The rear of the SBA4 is wide, with enough rubbery give to get a grip on clothing. Obviously, the lower portion of the butt end of the brace ends not in a proper stock, but in the flexible tabs designed to wrap around the shooter’s forearm.
When it comes to using them as a stock, this is where the brace shows it’s inferiority to most common collapsible stocks. There’s just not as much surface area on the brace to absorb recoil or simply to keep it locked in place during firing and movement.
That said, there are many AR-15 platform calibers where recoil is so light that it doesn’t make much of a difference. On this Quarter Circle 10 GSF AR pistol, the little 9mm just doesn’t produce much recoil in the first place. The same goes for my .45ACP version of the same gun. Even in 5.56×45, with anything other than a short pencil barrel, recoil isn’t a real concern.
I’ve used the brace with ARs in all of those calibers pressed against my shoulder as a stock, and I’ve never noticed any discomfort.
I have, however, noticed that it’s a little harder to keep the smaller footprint of the brace locked into the shoulder than a real stock with its solid toe. You’ll lose a teeny tiny bit of recoil management, but it’s that weaker weld to the shoulder and to the cheek that I find is much more noticeable, as compared to a stock.
The ability to place a forearm under and into the brace for one hand shooting necessitates a thicker flexible material. That leaves the brace a little wider than many stocks. At 2.173″ it’s a bit wider than most AR15 receivers. The rest of the dimensions are a little more familiar.

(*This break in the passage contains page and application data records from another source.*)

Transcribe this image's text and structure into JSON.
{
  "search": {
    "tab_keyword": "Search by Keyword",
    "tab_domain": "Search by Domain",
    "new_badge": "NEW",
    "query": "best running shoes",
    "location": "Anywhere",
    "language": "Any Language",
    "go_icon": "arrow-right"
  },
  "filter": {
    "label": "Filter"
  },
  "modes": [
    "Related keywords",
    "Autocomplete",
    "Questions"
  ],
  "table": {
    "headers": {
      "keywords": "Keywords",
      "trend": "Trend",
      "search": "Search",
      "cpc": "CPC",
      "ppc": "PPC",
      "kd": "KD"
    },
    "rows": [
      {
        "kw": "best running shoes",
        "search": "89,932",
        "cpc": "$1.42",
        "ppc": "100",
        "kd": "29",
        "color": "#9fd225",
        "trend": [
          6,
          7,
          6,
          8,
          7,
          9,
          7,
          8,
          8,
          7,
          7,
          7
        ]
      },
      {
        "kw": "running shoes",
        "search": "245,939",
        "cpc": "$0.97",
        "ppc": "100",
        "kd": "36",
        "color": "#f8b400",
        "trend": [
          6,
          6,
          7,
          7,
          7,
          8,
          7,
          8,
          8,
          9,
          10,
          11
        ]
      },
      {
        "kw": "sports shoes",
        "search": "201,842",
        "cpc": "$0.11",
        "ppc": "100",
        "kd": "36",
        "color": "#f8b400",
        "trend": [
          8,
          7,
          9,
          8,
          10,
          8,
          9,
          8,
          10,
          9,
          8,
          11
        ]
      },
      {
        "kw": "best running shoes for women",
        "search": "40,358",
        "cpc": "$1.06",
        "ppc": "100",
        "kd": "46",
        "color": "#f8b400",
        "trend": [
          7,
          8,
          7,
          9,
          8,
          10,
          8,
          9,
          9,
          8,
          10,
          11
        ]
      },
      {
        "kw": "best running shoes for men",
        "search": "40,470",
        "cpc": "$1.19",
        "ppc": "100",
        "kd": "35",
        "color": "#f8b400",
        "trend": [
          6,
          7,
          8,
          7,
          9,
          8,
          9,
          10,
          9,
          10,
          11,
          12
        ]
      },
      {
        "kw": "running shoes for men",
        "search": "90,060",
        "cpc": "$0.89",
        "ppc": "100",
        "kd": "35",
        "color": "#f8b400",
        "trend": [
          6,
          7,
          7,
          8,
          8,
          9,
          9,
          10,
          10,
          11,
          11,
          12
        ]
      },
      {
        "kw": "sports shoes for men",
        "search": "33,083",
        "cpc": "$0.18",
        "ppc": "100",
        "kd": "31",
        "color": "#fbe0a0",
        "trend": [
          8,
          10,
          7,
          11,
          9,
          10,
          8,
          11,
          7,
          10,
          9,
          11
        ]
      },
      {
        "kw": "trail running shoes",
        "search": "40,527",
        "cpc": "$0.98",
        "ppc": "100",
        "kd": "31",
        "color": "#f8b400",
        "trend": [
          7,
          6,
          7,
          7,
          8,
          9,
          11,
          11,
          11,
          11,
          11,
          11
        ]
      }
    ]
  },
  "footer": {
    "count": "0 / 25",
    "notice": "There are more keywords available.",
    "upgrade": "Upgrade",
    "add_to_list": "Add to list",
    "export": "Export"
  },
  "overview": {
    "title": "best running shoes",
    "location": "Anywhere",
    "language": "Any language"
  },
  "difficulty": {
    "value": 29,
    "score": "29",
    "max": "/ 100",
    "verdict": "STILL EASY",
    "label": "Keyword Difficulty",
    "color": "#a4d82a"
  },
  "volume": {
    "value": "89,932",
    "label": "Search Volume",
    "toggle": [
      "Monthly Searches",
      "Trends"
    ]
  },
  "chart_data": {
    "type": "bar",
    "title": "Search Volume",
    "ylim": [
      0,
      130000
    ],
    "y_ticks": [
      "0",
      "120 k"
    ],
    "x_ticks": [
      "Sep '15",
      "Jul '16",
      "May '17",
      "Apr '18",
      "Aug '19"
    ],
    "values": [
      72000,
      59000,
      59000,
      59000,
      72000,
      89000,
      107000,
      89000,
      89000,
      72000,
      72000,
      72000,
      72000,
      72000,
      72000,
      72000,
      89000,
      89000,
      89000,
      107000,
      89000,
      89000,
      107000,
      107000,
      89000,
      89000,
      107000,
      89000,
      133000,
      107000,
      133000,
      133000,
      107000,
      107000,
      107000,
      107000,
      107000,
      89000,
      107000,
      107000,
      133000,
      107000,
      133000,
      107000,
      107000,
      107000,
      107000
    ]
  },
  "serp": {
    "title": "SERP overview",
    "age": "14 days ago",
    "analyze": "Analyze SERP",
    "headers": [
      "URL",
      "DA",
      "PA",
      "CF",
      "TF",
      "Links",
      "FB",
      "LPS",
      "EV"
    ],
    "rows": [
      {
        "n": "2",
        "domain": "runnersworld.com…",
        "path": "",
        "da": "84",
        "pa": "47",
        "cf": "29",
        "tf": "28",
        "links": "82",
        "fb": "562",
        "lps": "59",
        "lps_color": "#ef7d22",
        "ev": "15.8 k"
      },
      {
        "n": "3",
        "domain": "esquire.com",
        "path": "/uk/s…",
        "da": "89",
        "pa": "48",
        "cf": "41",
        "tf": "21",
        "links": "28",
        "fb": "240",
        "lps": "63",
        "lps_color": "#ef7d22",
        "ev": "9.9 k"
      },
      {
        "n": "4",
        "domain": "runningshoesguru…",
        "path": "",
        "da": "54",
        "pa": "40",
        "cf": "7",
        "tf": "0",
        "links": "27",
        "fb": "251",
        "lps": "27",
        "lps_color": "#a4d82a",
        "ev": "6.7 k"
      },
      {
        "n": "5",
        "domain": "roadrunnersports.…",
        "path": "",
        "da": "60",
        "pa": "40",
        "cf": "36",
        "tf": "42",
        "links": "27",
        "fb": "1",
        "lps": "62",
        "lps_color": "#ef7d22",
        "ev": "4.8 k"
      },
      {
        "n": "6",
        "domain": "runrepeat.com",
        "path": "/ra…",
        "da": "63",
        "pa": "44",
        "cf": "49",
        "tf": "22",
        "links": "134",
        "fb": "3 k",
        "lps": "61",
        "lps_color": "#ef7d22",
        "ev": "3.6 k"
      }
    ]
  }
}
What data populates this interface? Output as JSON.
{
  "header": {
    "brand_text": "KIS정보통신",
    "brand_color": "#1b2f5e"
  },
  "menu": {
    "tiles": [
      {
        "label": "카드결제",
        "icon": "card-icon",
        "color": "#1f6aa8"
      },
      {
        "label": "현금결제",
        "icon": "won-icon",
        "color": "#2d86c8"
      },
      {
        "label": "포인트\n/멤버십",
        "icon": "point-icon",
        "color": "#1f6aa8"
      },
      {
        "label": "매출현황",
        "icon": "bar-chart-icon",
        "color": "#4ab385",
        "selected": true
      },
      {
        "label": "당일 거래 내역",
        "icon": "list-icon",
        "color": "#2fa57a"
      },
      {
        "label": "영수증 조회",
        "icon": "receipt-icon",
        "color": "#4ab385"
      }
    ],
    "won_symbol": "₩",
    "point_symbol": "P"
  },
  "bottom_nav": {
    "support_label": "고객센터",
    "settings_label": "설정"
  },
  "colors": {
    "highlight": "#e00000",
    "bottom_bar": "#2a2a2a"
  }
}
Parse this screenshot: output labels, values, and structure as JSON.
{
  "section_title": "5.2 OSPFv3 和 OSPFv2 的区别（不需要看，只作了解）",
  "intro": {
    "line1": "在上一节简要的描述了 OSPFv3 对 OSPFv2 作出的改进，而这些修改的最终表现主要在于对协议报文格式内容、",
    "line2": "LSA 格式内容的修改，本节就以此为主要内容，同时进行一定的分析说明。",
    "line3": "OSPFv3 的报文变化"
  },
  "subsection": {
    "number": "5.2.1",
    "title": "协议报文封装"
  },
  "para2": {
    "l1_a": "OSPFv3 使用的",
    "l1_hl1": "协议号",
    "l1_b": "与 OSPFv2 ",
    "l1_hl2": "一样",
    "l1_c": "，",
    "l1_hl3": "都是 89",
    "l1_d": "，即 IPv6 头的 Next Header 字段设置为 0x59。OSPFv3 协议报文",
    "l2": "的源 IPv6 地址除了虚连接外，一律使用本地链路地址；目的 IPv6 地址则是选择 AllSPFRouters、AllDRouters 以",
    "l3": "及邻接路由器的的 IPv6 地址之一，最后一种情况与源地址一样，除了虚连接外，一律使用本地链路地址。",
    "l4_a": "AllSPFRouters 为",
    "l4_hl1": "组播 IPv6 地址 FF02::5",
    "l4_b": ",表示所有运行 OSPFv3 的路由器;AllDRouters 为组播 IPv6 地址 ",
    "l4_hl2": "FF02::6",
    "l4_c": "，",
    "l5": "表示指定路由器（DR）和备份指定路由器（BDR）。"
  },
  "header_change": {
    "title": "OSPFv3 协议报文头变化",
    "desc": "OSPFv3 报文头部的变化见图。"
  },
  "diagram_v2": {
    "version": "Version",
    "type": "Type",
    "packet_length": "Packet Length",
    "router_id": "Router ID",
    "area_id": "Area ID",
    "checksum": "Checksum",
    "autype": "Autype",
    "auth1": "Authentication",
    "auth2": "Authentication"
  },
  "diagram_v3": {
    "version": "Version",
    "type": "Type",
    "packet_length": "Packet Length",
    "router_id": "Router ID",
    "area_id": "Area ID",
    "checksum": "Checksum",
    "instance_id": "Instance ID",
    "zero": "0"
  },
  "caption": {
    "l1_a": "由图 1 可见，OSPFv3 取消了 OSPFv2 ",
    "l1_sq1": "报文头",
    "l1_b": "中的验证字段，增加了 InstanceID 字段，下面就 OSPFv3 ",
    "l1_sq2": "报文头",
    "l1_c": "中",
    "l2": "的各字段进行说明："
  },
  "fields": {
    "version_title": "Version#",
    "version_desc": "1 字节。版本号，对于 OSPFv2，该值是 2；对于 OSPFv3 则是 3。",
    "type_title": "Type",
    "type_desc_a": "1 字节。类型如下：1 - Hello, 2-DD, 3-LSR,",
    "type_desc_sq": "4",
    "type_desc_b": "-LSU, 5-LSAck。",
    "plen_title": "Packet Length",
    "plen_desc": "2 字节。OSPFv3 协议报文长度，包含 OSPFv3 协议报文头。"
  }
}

It collapses to 7.5″ in length and extends to a full 10.25″. That adjustable length of pull changes everything when it comes to using the brace as originally intended. Depending on the length of your forearm, the placement of the brace makes a huge difference in controllability.
The adjustable nylon strap that holds the brace to your forearm is a full inch wide, which provides a near-custom fit as well as plenty of long term shooting comfort and stability. I find it very simple to pull the tabbed end free to slip my arm in the brace, or to tighten it all the way over the top of the brace to keep it locked down.
If you are using the brace as a stock there’s not much of a learning curve. Because of its reduced footprint at the butt, you’ll have to be a little more picky about exactly where it lies on your shoulder/chest. Using the brace as originally intended takes a bit of getting used to.
You can stand with the gun in a vertical position fully to the side, or with the firearm more in front of you, but cocked at an angle. The front position works best for most folks. Shooting like this is made for a red dot optic, but you can make do with iron sights as long as you remember that your sight height over the bore has now changed as you cant the gun.
I had to re-zero the sights for the new bore sight-height-to-bore-axis, and use the wide aperture on the rear iron sight. Once I did that, standing and hitting silhouettes from the 25 to 50 yards wasn’t particularly difficult. I was only about 50% with the 19″ silhouettes at 100 yards.
If you are a disabled shooter, or someone with limited mobility or strength in your hands, the SBA4 adjustable brace is an absolute God-send. It totally changes what you are able to do with the gun. For everyone else, it provides you with some great flexibility and legal options for your shorter barreled ARs. The SB Tactical SBA4 is the current cream of the crop, with solid components and a great build quality.
Specifications: SB Tactical SBA4 Pistol Brace
Buffer tube extension: Mil spec carbine buffer
Cavity depth: 6.75″
Length: 7.5″, 8.25″, 8.8″, 9.5″, 10.25″
Strap Width: 1″
Weight: 10 oz
Colors: Available in black or FDE
MSRP: $169.99 (currently $105 at Brownells)
Overall * * * * *
Fit and finish are great. The SB Tactical SBA4 brace locks in tight at every position. Every part of the brace is well thought-out and executed.